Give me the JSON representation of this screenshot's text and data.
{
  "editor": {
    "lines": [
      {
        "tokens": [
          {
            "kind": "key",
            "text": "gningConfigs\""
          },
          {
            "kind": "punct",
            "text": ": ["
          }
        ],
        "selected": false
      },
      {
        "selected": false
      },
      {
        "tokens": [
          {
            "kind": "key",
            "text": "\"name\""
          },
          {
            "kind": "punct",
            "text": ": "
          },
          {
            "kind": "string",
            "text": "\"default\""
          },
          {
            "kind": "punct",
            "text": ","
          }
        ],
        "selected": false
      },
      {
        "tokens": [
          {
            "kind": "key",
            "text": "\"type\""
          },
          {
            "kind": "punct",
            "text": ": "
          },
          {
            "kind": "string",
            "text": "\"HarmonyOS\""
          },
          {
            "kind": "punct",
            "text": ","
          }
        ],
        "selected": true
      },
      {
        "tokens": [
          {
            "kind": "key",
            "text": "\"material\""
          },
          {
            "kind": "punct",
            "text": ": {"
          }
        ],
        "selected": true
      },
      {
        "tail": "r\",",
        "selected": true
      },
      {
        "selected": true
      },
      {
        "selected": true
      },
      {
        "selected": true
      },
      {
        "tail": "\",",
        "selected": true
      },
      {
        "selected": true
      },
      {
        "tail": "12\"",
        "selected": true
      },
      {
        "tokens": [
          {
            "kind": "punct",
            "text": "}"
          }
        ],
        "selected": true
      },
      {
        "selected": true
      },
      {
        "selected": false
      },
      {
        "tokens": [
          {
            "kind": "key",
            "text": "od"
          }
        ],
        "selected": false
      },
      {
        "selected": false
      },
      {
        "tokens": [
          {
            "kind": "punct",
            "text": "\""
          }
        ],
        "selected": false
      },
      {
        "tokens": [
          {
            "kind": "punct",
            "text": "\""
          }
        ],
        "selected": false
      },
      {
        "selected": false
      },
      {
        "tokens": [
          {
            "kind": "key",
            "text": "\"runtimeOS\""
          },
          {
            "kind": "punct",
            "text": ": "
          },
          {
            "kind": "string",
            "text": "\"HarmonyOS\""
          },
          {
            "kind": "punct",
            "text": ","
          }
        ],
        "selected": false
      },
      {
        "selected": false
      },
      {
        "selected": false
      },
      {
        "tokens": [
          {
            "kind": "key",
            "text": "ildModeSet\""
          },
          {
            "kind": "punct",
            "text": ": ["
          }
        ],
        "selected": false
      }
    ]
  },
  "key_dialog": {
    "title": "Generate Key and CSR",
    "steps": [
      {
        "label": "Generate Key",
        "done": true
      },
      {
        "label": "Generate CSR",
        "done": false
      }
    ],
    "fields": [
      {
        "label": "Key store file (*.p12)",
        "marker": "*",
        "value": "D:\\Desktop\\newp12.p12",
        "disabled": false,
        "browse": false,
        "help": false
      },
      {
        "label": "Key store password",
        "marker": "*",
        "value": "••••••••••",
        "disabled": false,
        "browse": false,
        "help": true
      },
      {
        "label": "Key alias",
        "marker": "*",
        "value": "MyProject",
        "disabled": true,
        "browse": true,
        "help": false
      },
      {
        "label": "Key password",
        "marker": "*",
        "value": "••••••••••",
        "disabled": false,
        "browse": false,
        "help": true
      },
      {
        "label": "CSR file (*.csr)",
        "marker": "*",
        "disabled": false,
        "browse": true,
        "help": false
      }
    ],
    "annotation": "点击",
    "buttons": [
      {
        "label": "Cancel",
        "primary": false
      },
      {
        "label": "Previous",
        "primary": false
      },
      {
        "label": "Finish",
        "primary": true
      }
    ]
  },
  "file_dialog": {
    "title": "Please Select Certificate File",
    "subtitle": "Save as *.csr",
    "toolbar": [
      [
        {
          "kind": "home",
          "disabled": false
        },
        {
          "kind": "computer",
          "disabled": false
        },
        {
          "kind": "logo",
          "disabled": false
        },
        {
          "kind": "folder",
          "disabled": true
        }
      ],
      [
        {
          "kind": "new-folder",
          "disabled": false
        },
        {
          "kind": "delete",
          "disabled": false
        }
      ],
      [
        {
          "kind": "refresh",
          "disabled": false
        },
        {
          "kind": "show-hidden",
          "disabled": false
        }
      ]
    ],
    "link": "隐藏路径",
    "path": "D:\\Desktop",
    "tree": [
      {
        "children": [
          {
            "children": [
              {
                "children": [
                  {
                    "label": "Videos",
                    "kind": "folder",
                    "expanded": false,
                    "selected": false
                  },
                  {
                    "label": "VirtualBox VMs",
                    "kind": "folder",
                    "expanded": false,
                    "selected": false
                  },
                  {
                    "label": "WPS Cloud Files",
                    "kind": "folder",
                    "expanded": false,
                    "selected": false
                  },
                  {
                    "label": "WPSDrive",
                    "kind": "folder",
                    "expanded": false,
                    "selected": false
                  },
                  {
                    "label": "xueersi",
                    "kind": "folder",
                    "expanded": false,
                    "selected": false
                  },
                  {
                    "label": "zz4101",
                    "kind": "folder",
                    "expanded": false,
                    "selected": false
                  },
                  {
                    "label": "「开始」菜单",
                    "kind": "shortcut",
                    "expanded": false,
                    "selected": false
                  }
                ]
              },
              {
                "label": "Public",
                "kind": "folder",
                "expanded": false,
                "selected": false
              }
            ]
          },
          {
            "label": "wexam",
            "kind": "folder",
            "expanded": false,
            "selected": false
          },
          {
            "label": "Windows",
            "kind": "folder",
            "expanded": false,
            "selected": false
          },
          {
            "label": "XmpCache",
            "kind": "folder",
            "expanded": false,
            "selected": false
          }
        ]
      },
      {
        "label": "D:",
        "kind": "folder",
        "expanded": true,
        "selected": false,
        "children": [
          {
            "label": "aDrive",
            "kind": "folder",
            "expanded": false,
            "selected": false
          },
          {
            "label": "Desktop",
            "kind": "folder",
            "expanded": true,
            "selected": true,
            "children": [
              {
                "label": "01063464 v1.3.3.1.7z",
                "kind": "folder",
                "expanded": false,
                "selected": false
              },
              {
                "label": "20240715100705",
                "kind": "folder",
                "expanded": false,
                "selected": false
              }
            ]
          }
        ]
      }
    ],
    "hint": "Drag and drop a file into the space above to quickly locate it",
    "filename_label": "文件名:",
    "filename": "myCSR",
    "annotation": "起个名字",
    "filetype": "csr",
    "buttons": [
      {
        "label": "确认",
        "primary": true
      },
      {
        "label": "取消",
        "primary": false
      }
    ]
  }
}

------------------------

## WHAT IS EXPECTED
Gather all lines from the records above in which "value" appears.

## RESPONSE TO THIS TASK
        "value": "D:\\Desktop\\newp12.p12",
        "value": "••••••••••",
        "value": "MyProject",
        "value": "••••••••••",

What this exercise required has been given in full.